It took us some 30 minutes to arrive at the monastery. We took a turn on the right-hand side and arrived at the beautiful monastery after some 2km further drive. I was amazed to see the location. The monastery is located with valleys on both sides with gorgeous views. Weirdly, it was empty and there was no one except me there. Oh, I loved this place, it was like a little piece of heaven.
I specifically remember this little wooden corridor with stunning views of the valley, the lush mountains and the tiny sliver of water flowing down in the valley. I had a great feeling about this trip already. After an hour, I got up to head to the next monastery in Gelati.
Note: There is an unused train track which you can follow to get back to Kutaisi, not sure how long it would take you to arrive in Kutaisi though.
It took us 15 minutes to go from Motsameta to Gelati monastery. This is another beautiful monastery in a beautiful location. Sadly a big part of it was covered in scaffolding but even in this condition, it was grand. There are some very interesting ceilings here including the one of the smaller building outside. As usual, the views were gorgeous and you can see the greenery. No wonder the monks chose such beautiful locations to meditate and refresh their minds.
I walked around for a bit and then headed to the interior. Perhaps of all churches, I went to in Georgia, this one had the most beautiful paintings. Gelati is also famous for its Triptychs (a three panelled icon/painting).
It was almost time for lunch and there was still the canyon adventure left so I headed back to town to grab lunch and then head over to Martvili Canyon.
I was still digesting the khachapuri during an interesting lunch. My guide cum driver cum travel companion didn’t speak any English but he was being very sweet by asking me questions about my travels especially what I was doing there on my own. It was hard to describe but he was happy, nonetheless. We left for Martvili after lunch, it was a beautiful day.
We almost left the town when I saw a round-shaped building in the middle of seemingly nowhere, it turned out to be the parliament of Georgia. It has recently been moved here. the area around has slowly started to lift up as well with a weird high rise but the area around was pretty dead. Not sure how the Georgian parliamentarians feel about this but the building looked cool especially in the middle of nowhere.

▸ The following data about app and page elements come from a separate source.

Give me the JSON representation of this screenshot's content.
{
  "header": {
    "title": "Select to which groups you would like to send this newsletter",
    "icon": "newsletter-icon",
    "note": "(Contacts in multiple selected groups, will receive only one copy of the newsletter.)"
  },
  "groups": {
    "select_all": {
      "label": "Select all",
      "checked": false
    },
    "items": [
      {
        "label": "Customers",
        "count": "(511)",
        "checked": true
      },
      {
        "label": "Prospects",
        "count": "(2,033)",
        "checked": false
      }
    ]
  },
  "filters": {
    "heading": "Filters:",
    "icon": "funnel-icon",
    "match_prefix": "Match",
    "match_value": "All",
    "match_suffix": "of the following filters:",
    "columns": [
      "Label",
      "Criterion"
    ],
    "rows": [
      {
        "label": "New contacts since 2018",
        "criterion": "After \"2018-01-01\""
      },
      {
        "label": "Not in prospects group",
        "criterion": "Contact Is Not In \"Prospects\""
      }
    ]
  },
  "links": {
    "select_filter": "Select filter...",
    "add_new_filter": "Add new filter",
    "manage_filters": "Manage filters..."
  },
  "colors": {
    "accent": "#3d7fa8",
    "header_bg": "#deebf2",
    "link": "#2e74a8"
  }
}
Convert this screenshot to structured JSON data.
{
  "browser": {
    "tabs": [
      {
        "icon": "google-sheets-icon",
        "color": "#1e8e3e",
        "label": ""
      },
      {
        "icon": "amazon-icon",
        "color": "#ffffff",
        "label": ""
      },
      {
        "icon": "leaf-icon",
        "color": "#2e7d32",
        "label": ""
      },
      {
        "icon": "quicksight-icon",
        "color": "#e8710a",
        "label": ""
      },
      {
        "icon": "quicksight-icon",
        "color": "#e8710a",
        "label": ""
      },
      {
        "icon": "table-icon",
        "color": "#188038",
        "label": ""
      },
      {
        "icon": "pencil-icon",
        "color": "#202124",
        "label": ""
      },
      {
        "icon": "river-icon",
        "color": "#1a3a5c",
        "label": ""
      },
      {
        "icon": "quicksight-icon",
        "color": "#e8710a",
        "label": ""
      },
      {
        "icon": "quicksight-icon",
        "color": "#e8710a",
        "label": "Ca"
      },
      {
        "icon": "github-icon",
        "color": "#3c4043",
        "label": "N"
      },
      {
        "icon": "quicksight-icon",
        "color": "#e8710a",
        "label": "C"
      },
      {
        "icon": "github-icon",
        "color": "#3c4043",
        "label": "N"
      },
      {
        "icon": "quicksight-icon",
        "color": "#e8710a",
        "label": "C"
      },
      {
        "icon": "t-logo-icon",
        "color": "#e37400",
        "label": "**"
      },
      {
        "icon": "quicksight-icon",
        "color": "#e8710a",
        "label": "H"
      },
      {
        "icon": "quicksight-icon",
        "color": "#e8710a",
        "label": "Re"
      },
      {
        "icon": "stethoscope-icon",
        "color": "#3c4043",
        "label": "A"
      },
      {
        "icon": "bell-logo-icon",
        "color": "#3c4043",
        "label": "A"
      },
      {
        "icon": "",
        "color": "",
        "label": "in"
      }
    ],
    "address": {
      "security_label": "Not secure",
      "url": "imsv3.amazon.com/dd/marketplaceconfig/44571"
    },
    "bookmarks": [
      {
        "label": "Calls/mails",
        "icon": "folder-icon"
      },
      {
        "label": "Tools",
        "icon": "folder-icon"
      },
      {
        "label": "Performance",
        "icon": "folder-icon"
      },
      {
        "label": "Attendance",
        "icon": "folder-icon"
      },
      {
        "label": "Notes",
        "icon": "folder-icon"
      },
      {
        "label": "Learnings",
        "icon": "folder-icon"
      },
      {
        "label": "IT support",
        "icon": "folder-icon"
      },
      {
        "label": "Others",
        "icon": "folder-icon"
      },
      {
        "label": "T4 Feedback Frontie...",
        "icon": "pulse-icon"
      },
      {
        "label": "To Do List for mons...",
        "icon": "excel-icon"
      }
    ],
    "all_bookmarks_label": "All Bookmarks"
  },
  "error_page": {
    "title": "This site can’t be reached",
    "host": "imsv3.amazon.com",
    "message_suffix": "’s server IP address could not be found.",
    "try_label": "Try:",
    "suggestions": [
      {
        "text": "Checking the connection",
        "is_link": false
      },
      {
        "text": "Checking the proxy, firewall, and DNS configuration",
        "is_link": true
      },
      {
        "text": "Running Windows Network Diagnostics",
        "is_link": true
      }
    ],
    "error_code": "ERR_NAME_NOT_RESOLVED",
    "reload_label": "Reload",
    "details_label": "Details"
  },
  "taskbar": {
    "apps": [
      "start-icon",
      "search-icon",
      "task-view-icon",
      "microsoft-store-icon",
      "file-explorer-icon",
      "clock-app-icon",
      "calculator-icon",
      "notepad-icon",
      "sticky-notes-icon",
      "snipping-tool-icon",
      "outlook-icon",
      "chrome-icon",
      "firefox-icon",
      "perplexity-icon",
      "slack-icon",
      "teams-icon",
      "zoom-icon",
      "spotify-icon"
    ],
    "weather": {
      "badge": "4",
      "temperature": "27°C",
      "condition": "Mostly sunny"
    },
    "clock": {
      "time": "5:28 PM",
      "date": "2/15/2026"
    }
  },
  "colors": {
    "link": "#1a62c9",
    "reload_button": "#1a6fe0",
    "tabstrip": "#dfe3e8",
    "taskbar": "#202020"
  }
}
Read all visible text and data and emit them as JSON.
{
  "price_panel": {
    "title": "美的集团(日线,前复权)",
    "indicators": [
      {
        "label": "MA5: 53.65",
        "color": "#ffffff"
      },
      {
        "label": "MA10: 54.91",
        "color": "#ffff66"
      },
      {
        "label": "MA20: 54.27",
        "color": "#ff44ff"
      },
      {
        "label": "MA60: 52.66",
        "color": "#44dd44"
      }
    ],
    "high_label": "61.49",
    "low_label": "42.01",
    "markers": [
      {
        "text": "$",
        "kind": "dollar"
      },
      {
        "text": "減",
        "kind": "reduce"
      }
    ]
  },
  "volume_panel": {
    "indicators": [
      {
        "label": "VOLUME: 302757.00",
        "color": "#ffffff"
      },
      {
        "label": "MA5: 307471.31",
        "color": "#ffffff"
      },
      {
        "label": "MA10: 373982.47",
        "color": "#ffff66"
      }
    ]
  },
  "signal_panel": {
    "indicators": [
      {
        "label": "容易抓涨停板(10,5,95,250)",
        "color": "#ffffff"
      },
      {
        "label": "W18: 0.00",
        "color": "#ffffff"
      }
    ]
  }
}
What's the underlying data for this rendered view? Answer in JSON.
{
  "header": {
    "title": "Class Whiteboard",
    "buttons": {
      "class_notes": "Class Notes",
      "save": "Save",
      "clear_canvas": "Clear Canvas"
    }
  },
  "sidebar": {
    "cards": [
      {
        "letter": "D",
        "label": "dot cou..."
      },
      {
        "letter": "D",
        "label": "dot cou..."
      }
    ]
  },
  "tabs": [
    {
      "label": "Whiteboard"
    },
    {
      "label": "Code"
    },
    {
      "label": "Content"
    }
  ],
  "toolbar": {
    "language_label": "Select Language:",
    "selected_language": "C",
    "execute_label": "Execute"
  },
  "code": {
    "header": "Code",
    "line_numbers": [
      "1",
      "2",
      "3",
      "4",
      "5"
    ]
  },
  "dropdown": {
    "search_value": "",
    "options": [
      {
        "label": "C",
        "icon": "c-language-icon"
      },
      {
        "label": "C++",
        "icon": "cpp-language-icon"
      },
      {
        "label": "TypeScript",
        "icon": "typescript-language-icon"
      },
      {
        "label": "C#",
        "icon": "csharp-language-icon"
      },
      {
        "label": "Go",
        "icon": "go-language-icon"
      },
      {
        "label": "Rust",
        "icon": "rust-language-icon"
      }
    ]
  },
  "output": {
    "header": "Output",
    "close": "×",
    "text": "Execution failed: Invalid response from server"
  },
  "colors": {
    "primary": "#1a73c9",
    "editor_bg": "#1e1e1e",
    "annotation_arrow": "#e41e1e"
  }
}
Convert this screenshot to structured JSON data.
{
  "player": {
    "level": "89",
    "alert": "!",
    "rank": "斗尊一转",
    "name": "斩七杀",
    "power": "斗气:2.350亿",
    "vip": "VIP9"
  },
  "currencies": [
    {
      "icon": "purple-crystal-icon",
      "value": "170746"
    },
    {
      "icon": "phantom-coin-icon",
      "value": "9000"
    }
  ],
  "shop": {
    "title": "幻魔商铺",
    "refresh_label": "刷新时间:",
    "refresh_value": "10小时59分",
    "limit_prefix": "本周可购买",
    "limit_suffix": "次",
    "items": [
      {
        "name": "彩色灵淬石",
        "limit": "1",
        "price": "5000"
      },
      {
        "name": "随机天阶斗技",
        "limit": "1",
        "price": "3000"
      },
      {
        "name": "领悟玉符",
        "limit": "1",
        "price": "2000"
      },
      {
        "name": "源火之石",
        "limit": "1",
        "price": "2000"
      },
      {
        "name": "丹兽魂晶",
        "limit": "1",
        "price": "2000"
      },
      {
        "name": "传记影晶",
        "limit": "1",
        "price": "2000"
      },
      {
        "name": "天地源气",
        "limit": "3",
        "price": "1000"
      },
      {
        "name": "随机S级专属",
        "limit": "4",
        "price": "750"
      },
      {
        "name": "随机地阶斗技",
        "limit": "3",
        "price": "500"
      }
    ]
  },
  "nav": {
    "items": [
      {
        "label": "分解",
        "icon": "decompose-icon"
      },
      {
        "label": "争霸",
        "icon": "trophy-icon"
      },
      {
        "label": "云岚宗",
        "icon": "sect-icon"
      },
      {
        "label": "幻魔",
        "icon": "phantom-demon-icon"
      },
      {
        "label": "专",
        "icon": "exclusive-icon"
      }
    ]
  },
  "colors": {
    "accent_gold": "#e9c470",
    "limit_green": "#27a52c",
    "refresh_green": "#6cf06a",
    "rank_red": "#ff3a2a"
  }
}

Official Website – https://nationalparks.ge/en/site/martvilicanyon
It took us an hour to get there but the drive was a great experience. I got to see rural Georgia, the interesting houses, the way people lived and interacted. A lot of women were selling cherries and fruits. I grabbed some cherries and some melon, it was absolutely divine. Throughout my Caucuses trip, I did not get enough of melons and watermelons honestly, they are the best here. I paid extra for the ticket being a foreigner (absolutely hate this policy) and also got the ticket for the boat ride.
The canyon is incredibly beautiful with its turquoise water. The first stop was the boat ride which took 20 minutes and took us through the canyon. The turquoise water, the rugged mountains, the sun shining through the trees and the peace and quiet around was absolutely mesmerising.
Sadly, it ended too quickly but the rest of the area was open for discovery. I walked around on the wooden pathways and went as far as I could. The water falling through the canyon was my favourite part. Soon enough it started to get late.
I was being mindful of my travel buddy waiting outside so I wrapped it up and headed back to Kutaisi. It turned out to be a great decision because I got to see the beautiful countryside in the golden hour again.
Kutaisi is still far from a perfect tourist destination which in my opinion makes it the perfect destination to explore. With great food, cheap prices and plenty to see and do, why wouldn’t you want to explore Kutaisi?